Interface dataset entries
++++++++
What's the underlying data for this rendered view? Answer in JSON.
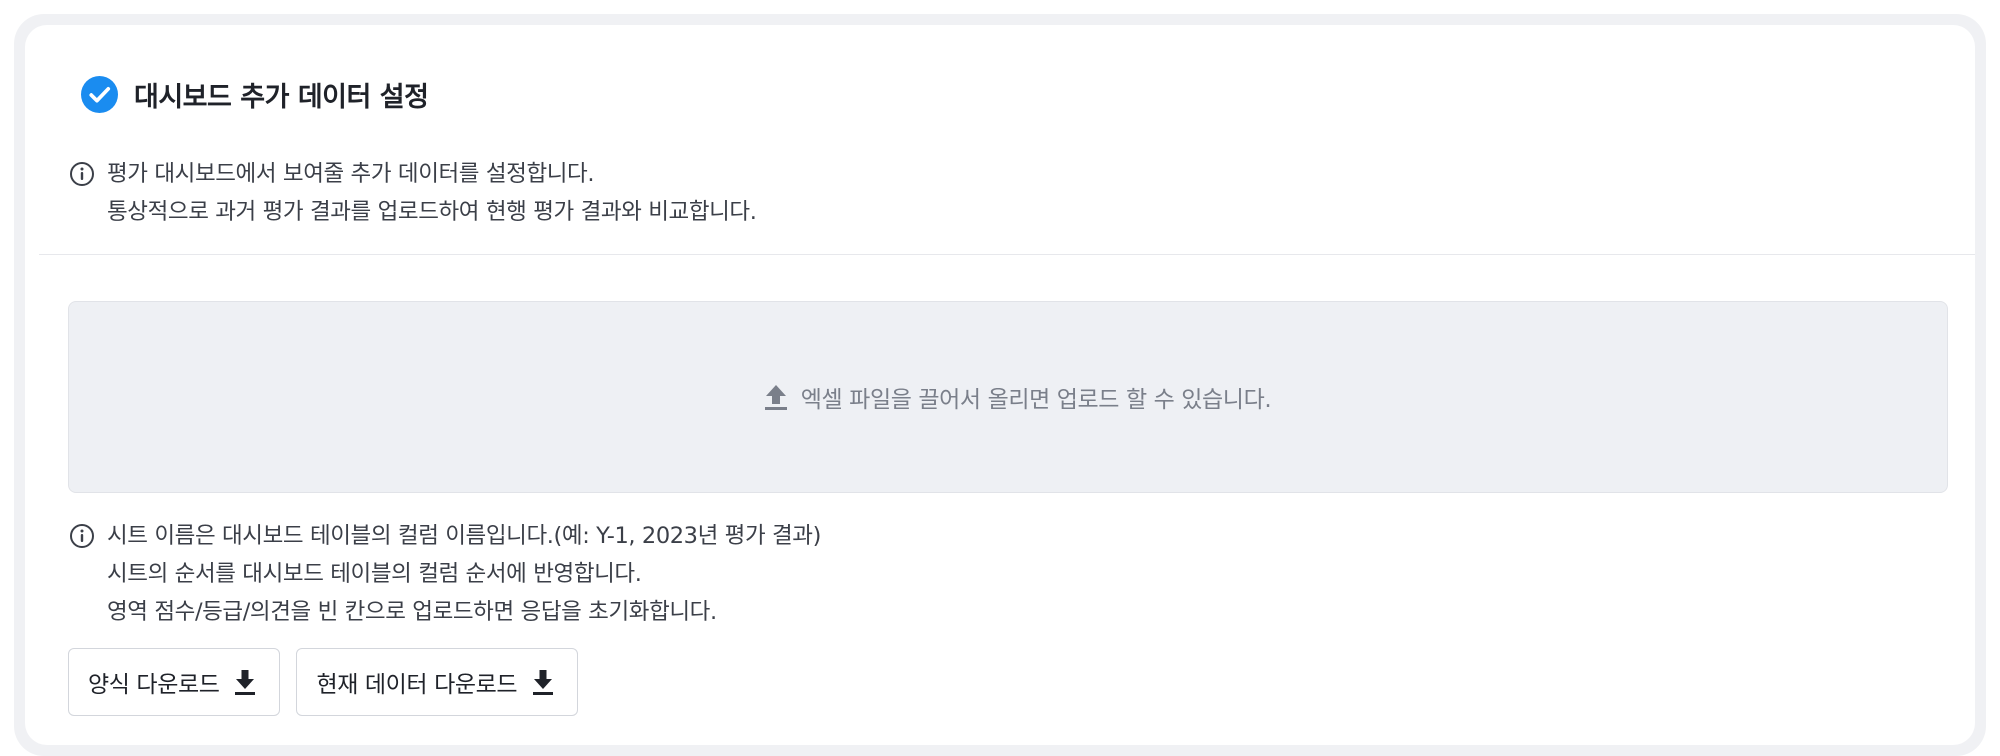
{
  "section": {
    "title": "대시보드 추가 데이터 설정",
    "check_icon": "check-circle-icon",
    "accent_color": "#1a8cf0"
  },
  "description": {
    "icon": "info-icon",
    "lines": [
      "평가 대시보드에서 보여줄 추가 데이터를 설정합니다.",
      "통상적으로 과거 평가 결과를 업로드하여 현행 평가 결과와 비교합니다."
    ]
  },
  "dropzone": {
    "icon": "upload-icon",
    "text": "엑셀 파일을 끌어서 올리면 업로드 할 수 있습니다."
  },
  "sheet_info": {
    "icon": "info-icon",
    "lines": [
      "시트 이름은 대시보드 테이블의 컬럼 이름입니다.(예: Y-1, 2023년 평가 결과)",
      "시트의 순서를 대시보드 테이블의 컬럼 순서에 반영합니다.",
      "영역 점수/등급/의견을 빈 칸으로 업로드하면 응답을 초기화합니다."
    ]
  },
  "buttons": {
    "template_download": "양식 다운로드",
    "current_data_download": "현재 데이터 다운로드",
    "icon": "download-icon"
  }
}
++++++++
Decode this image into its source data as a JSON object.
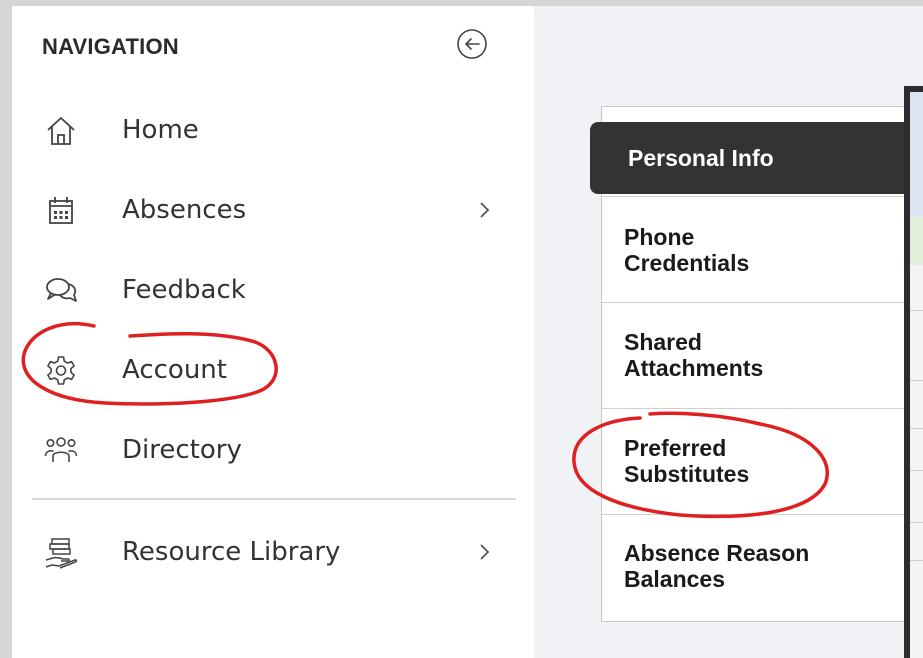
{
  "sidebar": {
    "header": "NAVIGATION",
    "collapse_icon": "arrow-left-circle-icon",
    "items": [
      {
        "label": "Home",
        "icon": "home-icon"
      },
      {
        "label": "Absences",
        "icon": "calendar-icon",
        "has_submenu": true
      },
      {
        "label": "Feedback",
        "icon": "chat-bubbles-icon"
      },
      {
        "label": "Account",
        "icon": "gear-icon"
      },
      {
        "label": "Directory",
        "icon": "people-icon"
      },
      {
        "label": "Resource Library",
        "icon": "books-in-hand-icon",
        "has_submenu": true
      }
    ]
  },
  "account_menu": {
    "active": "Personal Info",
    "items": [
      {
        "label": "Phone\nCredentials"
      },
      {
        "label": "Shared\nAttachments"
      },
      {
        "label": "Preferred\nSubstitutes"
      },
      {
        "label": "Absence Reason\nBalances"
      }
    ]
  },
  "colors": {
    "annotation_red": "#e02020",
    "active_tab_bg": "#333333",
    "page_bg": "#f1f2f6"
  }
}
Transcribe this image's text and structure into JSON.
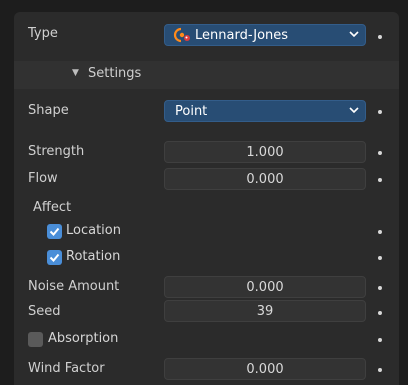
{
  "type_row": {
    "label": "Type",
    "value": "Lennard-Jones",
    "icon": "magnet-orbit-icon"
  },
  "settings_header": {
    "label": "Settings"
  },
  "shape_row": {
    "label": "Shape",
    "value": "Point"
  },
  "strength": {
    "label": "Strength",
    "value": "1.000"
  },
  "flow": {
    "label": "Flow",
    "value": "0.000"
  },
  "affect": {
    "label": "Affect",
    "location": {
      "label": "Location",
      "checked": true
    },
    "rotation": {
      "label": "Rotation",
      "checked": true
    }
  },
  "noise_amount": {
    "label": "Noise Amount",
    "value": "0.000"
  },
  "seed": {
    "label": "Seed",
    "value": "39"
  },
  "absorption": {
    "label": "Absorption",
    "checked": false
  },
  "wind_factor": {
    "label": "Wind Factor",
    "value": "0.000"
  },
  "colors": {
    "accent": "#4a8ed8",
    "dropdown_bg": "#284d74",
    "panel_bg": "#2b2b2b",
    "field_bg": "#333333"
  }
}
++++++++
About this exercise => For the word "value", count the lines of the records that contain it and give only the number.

Result => 7